though a vote on the California measure is likely to be delayed until next year because of a legal challenge. A California appeals court, in a 2-to-1 decision, sided on Tuesday with opponents of the redistricting measure, ruling that it should not appear on the November ballot. The proponents are appealing to the State Supreme Court. While officially nonpartisan, the Ohio group is dominated by Democrats and independents who have complained about the conduct of Republican officials in the state as well as about the handling of the presidential election in Ohio last fall by J. Kenneth Blackwell, the Republican secretary of state who is seeking his party's nomination for governor.

James Joyner blogged It has always been understood that the state legislatures have the right to draw district lines, with several limitations that the courts and Congress have imposed.
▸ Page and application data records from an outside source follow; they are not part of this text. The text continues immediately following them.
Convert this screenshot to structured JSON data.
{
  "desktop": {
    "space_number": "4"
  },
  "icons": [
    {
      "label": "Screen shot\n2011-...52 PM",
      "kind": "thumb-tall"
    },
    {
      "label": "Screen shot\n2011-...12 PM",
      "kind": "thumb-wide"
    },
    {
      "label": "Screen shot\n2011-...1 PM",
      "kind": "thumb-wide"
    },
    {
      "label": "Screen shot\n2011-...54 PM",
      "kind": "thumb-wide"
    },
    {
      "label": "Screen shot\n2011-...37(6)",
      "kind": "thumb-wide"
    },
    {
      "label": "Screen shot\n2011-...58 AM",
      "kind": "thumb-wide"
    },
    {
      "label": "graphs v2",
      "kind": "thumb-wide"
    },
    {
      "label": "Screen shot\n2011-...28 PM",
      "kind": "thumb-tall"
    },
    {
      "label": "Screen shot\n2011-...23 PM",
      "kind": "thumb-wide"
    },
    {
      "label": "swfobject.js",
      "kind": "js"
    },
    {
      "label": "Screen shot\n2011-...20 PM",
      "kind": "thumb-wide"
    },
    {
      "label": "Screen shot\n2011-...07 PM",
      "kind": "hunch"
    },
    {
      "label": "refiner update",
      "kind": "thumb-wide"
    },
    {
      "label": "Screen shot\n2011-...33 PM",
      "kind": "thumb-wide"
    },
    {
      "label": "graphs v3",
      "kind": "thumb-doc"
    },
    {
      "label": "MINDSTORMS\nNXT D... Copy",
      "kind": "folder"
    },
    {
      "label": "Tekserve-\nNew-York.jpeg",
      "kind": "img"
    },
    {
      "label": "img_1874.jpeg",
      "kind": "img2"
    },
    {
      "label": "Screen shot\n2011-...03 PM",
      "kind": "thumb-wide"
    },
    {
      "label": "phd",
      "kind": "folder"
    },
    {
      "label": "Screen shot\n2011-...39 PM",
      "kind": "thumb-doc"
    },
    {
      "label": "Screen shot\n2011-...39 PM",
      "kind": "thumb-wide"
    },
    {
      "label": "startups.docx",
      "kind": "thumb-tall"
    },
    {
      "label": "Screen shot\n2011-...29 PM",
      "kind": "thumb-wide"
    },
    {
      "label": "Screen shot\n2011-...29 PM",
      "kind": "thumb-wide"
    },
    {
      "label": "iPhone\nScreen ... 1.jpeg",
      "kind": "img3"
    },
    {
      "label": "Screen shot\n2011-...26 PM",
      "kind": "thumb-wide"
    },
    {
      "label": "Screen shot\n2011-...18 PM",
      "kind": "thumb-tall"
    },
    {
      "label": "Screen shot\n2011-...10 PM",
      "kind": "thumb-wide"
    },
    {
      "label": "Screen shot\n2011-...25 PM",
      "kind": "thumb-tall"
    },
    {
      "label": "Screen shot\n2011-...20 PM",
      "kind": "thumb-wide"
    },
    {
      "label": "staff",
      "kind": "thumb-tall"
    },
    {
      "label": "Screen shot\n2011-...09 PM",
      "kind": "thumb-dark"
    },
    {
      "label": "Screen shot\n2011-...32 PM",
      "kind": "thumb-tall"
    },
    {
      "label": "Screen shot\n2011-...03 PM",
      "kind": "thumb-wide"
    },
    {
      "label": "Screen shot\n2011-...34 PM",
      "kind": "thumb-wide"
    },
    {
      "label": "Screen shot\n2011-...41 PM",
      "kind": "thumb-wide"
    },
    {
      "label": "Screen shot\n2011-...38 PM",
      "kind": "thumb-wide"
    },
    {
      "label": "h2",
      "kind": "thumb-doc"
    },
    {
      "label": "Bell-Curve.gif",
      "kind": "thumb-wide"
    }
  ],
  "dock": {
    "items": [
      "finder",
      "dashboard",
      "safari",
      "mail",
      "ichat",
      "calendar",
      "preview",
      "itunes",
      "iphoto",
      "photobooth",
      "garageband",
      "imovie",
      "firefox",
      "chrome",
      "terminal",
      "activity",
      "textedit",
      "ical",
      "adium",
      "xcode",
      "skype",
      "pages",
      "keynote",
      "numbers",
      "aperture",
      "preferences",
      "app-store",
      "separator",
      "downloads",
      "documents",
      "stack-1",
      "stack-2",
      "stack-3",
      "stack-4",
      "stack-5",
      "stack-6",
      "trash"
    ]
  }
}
It is true that some state legislatures have, effectively, delegated their authority to independent bodies with legislative approval essentially pro forma. If the legislature is truly stripped of this power, though, it would seem obviously unconstitutional.


Anonymous said...

How about an open process? That will change a bunch of problems.

Don Singleton said...

Define an open process.

Basically I dont think district boundaries or anything else should help either party.

Districts should be as compact as possible, not drawn to include or exclude any particular group, and that it should be easy for voters to vote, but only one time, and that voter fraud needs to be stopped.